▸ Requirement
Looking at the records below, please work out how many lines contain the word "image" and give the number alone.

### Records for processing

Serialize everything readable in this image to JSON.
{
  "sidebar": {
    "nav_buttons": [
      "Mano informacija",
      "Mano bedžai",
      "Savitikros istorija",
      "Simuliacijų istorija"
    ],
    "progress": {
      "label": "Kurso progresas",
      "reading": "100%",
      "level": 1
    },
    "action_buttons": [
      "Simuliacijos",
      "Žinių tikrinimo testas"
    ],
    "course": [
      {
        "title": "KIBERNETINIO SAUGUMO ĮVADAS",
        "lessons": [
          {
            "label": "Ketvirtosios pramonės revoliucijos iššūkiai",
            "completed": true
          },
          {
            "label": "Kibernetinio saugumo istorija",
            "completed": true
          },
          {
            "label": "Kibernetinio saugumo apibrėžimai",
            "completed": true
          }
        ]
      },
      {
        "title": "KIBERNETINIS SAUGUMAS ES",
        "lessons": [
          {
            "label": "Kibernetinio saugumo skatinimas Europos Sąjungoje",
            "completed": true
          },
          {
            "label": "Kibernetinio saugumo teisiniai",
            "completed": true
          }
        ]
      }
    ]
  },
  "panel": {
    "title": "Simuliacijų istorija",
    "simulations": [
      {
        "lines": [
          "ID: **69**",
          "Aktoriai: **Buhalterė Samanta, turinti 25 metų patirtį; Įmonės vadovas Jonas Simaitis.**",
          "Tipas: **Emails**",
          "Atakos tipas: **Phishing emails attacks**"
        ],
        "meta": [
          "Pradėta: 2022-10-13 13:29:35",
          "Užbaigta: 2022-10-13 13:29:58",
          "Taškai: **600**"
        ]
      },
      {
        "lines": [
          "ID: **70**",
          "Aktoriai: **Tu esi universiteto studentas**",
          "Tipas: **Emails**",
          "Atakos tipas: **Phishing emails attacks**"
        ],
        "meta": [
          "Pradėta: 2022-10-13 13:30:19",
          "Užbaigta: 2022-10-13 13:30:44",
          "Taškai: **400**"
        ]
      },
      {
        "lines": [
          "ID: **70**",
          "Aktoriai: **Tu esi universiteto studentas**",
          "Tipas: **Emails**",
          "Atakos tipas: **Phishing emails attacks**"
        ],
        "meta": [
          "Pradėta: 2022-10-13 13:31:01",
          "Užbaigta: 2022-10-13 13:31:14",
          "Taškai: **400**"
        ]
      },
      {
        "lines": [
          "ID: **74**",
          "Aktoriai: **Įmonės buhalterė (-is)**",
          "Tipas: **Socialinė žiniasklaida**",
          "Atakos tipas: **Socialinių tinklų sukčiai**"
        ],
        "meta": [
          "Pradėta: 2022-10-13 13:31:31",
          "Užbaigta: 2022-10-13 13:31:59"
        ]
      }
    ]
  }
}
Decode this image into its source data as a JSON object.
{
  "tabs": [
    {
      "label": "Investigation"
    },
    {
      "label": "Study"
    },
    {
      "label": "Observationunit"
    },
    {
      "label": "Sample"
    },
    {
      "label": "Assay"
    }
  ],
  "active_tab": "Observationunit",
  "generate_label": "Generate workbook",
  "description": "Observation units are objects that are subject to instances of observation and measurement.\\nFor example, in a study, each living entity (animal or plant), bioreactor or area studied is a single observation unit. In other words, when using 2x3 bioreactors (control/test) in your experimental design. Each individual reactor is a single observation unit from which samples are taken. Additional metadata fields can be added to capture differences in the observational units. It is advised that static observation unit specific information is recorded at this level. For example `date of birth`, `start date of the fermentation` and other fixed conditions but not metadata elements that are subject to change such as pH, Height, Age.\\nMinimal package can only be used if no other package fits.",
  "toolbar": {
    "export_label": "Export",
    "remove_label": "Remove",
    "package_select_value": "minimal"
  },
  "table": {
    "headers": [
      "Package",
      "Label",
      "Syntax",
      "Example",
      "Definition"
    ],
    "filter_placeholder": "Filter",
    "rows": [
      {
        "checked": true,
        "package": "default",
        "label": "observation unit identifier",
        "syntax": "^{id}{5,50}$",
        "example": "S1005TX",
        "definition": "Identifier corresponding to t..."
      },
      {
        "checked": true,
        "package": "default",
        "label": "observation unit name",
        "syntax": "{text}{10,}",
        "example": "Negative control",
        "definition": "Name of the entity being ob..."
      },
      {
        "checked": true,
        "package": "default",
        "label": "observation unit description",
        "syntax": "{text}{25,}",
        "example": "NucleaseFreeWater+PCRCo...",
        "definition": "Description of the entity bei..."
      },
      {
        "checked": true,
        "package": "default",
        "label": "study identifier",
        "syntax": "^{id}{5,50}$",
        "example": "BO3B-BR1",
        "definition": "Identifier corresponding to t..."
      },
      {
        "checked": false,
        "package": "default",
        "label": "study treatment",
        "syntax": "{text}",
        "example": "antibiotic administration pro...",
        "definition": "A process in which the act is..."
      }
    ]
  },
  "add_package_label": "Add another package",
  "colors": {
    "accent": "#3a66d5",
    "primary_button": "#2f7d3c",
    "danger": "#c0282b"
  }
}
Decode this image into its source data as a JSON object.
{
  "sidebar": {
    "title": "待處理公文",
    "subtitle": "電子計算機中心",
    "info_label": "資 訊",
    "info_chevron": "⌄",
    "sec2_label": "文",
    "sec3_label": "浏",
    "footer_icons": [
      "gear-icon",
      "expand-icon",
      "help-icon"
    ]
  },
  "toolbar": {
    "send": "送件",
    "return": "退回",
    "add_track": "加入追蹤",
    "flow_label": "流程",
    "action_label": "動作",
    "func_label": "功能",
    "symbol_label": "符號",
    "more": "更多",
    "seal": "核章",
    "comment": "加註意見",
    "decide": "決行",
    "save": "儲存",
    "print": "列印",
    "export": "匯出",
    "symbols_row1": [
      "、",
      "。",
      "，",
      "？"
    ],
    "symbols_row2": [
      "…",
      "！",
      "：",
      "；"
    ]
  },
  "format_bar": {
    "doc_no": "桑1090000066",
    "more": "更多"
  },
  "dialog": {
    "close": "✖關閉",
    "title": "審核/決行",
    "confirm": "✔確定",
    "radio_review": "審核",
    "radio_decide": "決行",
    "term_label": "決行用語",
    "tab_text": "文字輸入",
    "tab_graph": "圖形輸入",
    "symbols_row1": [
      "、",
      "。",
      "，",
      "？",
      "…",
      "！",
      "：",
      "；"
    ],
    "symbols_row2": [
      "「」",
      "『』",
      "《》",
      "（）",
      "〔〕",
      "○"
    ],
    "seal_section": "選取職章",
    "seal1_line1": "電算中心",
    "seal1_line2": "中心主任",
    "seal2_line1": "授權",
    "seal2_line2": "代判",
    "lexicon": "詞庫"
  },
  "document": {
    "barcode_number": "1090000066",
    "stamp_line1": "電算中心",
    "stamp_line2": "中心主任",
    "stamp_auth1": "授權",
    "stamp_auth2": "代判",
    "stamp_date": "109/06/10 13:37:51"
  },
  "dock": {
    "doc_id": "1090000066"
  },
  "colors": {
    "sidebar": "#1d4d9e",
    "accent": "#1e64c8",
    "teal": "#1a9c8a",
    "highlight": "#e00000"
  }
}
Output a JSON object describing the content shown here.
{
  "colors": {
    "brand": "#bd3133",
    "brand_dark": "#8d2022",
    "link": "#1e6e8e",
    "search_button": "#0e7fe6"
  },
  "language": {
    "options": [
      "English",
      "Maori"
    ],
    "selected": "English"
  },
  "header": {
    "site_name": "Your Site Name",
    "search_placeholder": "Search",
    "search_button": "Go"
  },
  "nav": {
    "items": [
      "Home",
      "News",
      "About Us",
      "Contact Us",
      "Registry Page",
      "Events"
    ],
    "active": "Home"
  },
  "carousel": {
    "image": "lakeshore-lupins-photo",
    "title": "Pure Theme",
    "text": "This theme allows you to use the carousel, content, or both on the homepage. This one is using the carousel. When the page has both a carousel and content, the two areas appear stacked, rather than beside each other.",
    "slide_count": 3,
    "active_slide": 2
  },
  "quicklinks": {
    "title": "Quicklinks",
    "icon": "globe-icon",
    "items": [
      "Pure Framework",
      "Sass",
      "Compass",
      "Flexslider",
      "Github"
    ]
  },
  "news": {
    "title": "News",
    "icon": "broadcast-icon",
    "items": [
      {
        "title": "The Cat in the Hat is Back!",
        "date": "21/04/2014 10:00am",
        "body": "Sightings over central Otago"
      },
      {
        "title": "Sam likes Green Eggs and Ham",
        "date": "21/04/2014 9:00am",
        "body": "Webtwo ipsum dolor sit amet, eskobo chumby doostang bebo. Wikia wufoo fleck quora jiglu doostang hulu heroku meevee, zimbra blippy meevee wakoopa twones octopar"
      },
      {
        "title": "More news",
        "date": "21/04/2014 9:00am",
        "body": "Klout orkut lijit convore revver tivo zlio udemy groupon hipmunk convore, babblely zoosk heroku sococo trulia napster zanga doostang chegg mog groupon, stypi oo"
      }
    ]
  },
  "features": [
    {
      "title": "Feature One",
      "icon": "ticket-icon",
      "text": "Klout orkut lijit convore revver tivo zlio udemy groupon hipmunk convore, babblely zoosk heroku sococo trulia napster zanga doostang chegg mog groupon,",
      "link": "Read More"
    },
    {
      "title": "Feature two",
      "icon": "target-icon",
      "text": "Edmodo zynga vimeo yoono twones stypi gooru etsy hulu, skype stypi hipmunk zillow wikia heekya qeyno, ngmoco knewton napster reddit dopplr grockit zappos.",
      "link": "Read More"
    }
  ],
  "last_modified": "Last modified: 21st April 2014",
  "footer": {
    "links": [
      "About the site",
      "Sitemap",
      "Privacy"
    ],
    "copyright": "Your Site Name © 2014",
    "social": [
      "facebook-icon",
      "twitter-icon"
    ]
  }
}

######

▸ Finished exercise
4